The 1.5-mile stretch of Sunset Boulevard that runs through West Hollywood is always ready for a raucously good time. Home to the city’s most iconic rock venues, the Sunset Strip is where the cool kids go to catch a show, party hard, and spend the night. Check the calendar at classic spots like The Roxy, The Viper Room, Whisky a Go-Go, and The Troubadour. Sip a cocktail or two from Pearl’s Rooftop or in one The Rainbow Room’s padded booths, which have been frequented by stars such as John Lennon and Billy Idol. Just a few blocks away, tuck in at the Sunset Marquis, a rocker favorite that takes its music so seriously it even has its own recording studio, Nightbird.
Made famous by The Doors’ “Love Street”— head to the Canyon Country Store to buy some elevated car snacks.
The Hollywood Forever Cemetery serves as the final resting place for many famous names, including Johnny Ramone, Chris Cornell, Judy Garland, and Mickey Rooney. More than a place to pay your respects, the cemetery grounds, located in the heart of Hollywood, host a number of cultural events as well. From late spring through summer, guests can enjoy outdoor screenings of classic films projected onto the side of the mausoleum at the Fairbanks Lawn. The Masonic Lodge also hosts intimate concerts and storytelling events.

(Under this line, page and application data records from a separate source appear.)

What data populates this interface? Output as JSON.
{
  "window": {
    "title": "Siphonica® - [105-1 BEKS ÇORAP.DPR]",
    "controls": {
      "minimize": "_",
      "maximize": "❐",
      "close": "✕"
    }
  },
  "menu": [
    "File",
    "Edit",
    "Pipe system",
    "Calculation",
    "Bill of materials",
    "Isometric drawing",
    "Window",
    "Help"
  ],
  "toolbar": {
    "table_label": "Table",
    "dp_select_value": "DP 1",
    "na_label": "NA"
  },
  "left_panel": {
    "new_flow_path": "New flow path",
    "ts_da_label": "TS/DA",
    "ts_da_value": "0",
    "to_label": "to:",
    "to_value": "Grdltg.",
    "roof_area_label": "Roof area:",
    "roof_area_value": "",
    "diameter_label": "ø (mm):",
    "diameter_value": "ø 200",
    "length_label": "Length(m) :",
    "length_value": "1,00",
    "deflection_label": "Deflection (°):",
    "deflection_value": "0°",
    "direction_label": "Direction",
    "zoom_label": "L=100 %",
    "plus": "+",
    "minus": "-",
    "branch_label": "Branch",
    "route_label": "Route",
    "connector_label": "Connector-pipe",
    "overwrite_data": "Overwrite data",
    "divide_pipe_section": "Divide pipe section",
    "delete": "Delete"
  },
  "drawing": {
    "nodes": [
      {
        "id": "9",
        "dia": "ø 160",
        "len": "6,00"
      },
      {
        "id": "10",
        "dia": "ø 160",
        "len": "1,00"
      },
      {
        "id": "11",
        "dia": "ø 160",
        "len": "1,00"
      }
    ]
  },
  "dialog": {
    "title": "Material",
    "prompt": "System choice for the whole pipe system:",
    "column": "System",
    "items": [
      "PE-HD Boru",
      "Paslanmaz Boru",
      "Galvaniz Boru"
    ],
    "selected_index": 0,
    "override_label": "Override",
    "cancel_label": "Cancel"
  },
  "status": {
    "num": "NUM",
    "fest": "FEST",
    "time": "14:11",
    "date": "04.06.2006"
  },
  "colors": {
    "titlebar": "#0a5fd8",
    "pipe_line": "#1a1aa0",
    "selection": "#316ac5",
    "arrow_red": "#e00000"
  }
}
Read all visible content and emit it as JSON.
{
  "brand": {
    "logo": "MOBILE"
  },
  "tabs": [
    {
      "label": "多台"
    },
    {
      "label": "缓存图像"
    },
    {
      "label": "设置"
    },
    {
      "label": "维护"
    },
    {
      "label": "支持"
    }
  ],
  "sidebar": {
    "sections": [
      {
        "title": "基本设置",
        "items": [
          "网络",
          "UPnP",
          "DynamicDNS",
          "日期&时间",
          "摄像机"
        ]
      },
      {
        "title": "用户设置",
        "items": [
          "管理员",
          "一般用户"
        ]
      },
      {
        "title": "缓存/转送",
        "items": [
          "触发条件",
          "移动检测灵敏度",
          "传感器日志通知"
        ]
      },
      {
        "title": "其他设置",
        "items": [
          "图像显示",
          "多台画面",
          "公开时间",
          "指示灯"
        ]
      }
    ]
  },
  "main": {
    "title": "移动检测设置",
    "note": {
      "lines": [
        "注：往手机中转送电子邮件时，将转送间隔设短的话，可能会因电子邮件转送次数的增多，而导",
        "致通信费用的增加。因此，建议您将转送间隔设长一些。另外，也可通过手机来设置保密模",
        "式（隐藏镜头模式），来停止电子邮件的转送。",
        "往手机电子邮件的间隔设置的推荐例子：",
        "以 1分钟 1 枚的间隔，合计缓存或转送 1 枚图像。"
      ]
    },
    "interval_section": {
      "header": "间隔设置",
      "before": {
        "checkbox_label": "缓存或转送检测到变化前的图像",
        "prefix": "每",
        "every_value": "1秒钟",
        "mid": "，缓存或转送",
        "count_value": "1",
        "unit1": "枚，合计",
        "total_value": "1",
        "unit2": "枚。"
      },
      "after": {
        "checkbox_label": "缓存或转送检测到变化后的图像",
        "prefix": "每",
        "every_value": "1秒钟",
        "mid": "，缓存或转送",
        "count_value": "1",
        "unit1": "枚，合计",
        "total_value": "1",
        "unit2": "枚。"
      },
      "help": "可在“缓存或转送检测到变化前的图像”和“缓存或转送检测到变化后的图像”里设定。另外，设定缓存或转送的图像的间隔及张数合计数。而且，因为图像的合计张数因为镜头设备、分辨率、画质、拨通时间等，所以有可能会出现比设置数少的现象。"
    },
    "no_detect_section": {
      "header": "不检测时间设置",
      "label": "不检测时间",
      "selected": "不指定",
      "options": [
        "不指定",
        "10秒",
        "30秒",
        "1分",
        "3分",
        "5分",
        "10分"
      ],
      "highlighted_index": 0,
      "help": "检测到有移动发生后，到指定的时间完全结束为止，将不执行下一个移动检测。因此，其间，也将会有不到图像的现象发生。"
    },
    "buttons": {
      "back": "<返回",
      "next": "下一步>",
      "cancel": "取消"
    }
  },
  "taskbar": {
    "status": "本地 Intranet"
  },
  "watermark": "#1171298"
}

Located on the eastern edge of Los Angeles County, the city of Claremont is home to a world-class record store. After opening its doors in 1974, Rhino Records has become a destination for music lovers on the hunt for rare or out-of-print vinyl. Spend a day sifting through albums or put yourself in the hands of one of the knowledgeable staff members. The general manager, Dennis Callaci, started working at the shop at age 18 and has been dedicated to Rhino for 30-plus years. The shop also sells a wide assortment of record players to find your perfect sound.

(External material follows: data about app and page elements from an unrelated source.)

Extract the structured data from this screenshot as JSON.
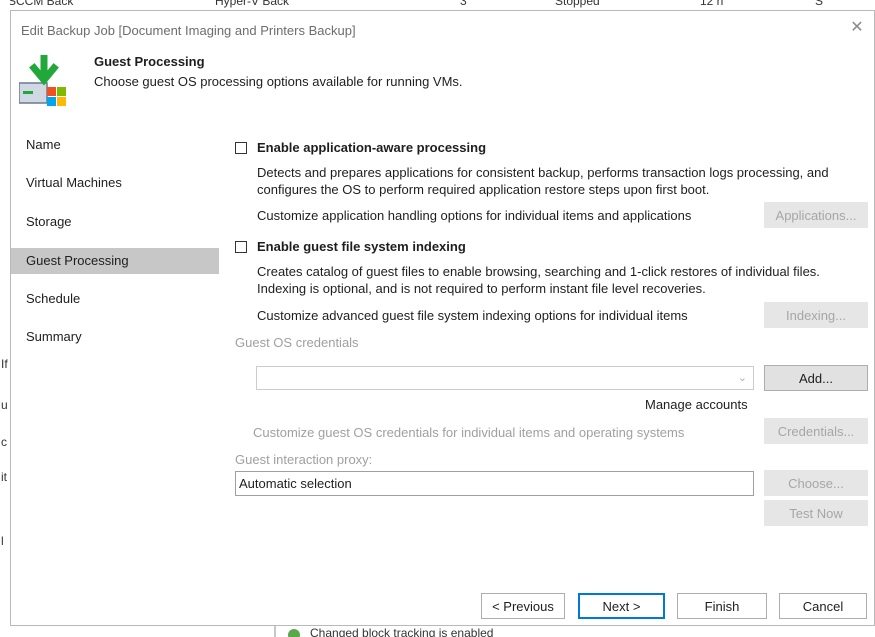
{
  "background": {
    "top_fragments": [
      "SCCM Back",
      "Hyper-V Back",
      "3",
      "Stopped",
      "12 h",
      "S"
    ],
    "left_fragments": [
      "If",
      "u",
      "c",
      "it",
      "l"
    ],
    "bottom_text": "Changed block tracking is enabled"
  },
  "dialog": {
    "title": "Edit Backup Job [Document Imaging and Printers Backup]",
    "close_glyph": "✕",
    "header": {
      "title": "Guest Processing",
      "subtitle": "Choose guest OS processing options available for running VMs."
    }
  },
  "nav": {
    "items": [
      {
        "label": "Name",
        "active": false
      },
      {
        "label": "Virtual Machines",
        "active": false
      },
      {
        "label": "Storage",
        "active": false
      },
      {
        "label": "Guest Processing",
        "active": true
      },
      {
        "label": "Schedule",
        "active": false
      },
      {
        "label": "Summary",
        "active": false
      }
    ]
  },
  "content": {
    "app_aware": {
      "label": "Enable application-aware processing",
      "checked": false,
      "desc_line1": "Detects and prepares applications for consistent backup, performs transaction logs processing, and",
      "desc_line2": "configures the OS to perform required application restore steps upon first boot.",
      "customize": "Customize application handling options for individual items and applications",
      "button": "Applications..."
    },
    "indexing": {
      "label": "Enable guest file system indexing",
      "checked": false,
      "desc_line1": "Creates catalog of guest files to enable browsing, searching and 1-click restores of individual files.",
      "desc_line2": "Indexing is optional, and is not required to perform instant file level recoveries.",
      "customize": "Customize advanced guest file system indexing options for individual items",
      "button": "Indexing..."
    },
    "credentials": {
      "label": "Guest OS credentials",
      "combo_value": "",
      "add_button": "Add...",
      "manage_link": "Manage accounts",
      "customize": "Customize guest OS credentials for individual items and operating systems",
      "button": "Credentials..."
    },
    "proxy": {
      "label": "Guest interaction proxy:",
      "value": "Automatic selection",
      "choose_button": "Choose...",
      "test_button": "Test Now"
    }
  },
  "footer": {
    "previous": "< Previous",
    "next": "Next >",
    "finish": "Finish",
    "cancel": "Cancel"
  },
  "colors": {
    "accent": "#0078d7",
    "active_nav": "#c7c7c7",
    "disabled_text": "#a0a0a0",
    "icon_green": "#22a83a"
  }
}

Amid the white-walled mansions of Palm Springs’ Movie Colony neighborhood, Elvis’ Honeymoon Hideaway is the 5,000-square-foot residence where The King and Priscilla enjoyed postnuptial bliss in 1967. Constructed in four concentric circles and without a single square room, this home was featured as “The House of Tomorrow” in a 1962 Look magazine centerfold and is still one of the more notable examples of Palm Springs’ mid-century modern character. Nab tickets to check out the 64-foot built-in banquette sofa, straight-out-of-The-Flintstones rock walls, and other era-defining elements.
In the high desert about 20 minutes from Joshua Tree National Park, Pioneertown looks like it has been around since the 1800s. But these rustic structures were originally built as a tourist attraction and film set in 1946. You can stay in western-style rooms decorated with Native American blankets, cactus, and rustic furnishings at the Pioneertown Motel. Or catch dinner and live music at Pappy & Harriet’s, where Sir Paul McCartney once played a show.

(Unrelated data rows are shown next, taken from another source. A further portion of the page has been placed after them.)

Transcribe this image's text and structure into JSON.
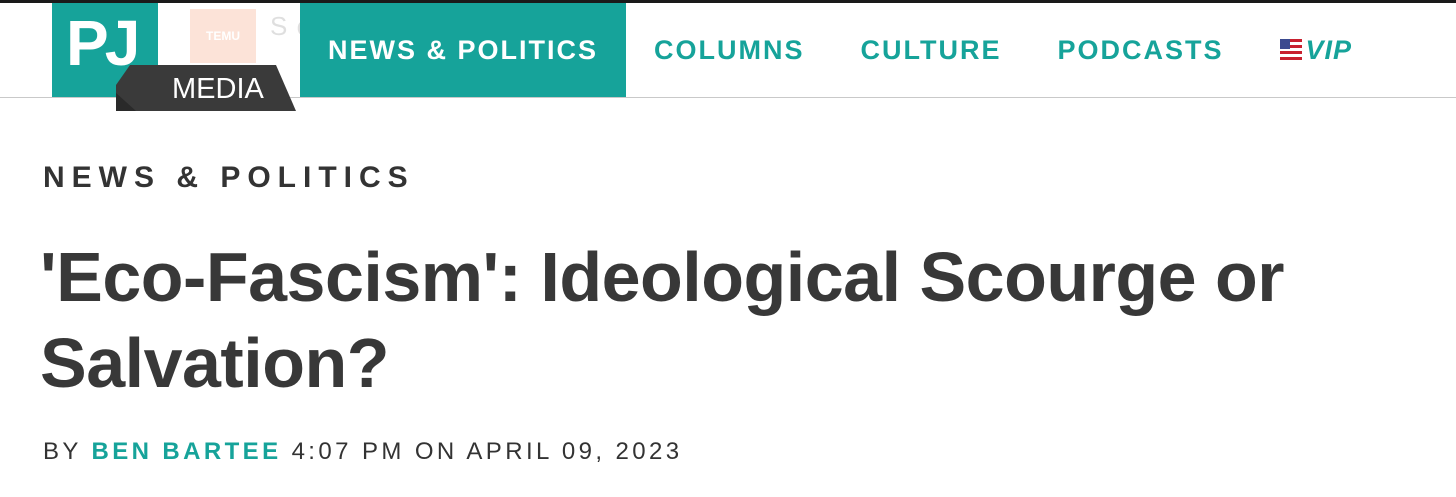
{
  "ad": {
    "logo_text": "TEMU",
    "text": "S         emu"
  },
  "logo": {
    "pj": "PJ",
    "media": "MEDIA"
  },
  "nav": {
    "items": [
      {
        "label": "NEWS & POLITICS",
        "active": true
      },
      {
        "label": "COLUMNS",
        "active": false
      },
      {
        "label": "CULTURE",
        "active": false
      },
      {
        "label": "PODCASTS",
        "active": false
      },
      {
        "label": "VIP",
        "active": false,
        "icon": "us-flag-icon"
      }
    ]
  },
  "article": {
    "category": "NEWS & POLITICS",
    "title": "'Eco-Fascism': Ideological Scourge or Salvation?",
    "byline_prefix": "BY",
    "author": "BEN BARTEE",
    "time": "4:07 PM",
    "date_prefix": "ON",
    "date": "APRIL 09, 2023"
  },
  "colors": {
    "brand_teal": "#16a39a",
    "dark_slate": "#3a3a3a",
    "text": "#333333"
  }
}
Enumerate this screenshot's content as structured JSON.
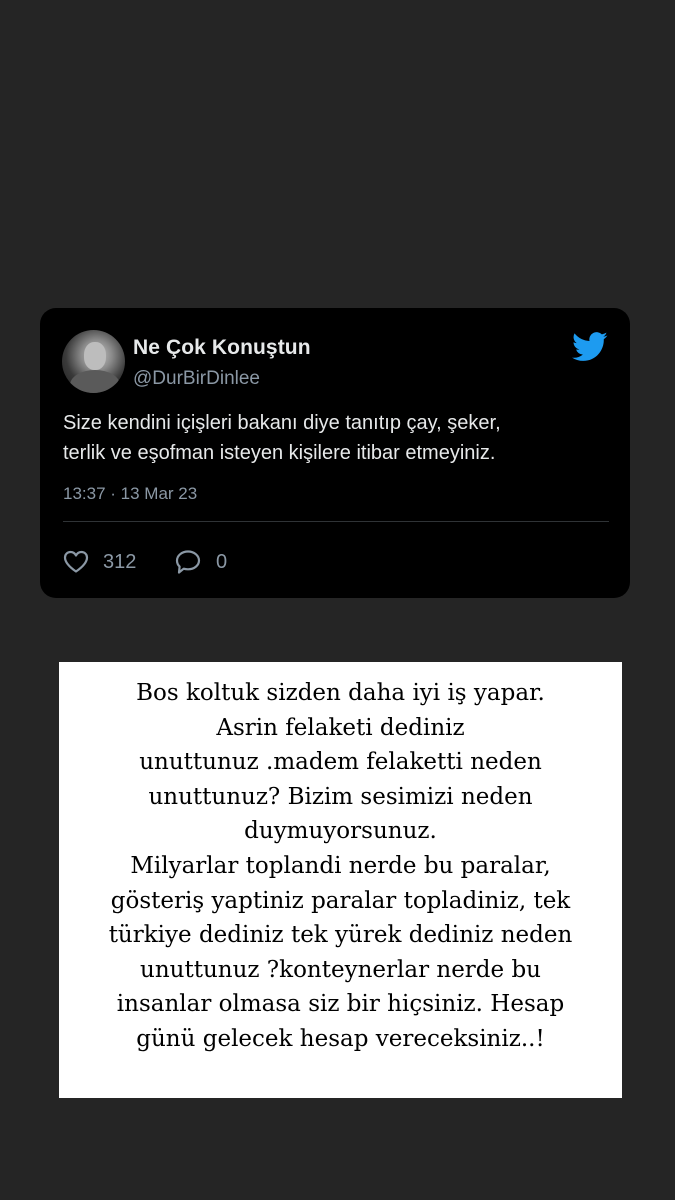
{
  "tweet": {
    "display_name": "Ne Çok Konuştun",
    "handle": "@DurBirDinlee",
    "text_lines": [
      "Size kendini içişleri bakanı diye tanıtıp çay, şeker,",
      "terlik ve eşofman isteyen kişilere itibar etmeyiniz."
    ],
    "timestamp": "13:37 · 13 Mar 23",
    "likes": "312",
    "replies": "0",
    "icons": {
      "brand": "twitter-bird-icon",
      "like": "heart-icon",
      "reply": "speech-bubble-icon"
    },
    "colors": {
      "card_bg": "#000000",
      "twitter_blue": "#1d9bf0",
      "primary_text": "#e7e9ea",
      "secondary_text": "#8b98a5"
    }
  },
  "caption": {
    "lines": [
      "Bos koltuk sizden daha iyi iş yapar.",
      "Asrin felaketi dediniz",
      "unuttunuz .madem felaketti neden",
      "unuttunuz? Bizim sesimizi neden",
      "duymuyorsunuz.",
      "Milyarlar toplandi nerde bu paralar,",
      "gösteriş yaptiniz paralar topladiniz, tek",
      "türkiye dediniz tek yürek dediniz neden",
      "unuttunuz ?konteynerlar nerde  bu",
      "insanlar olmasa siz bir hiçsiniz. Hesap",
      "günü gelecek hesap vereceksiniz..!"
    ],
    "colors": {
      "box_bg": "#ffffff",
      "text": "#000000"
    }
  },
  "background_color": "#252525"
}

This hacienda-style inn, which dates back to 1949, sits just six miles from the entrance to Joshua Tree National Park. Lovely purple wisteria drips down from the adobe overhangs extending out from each doorway at the Joshua Tree Inn, and the pool offers welcome relief from the desert heat. Guests staying in room number 8 may feel a creative presence. It’s where country-rock innovator Gram Parsons spent his last night. Guests leave notes and lyrics of their own in a bedside journal and a stone guitar sitting outside the door serves as a quiet shrine.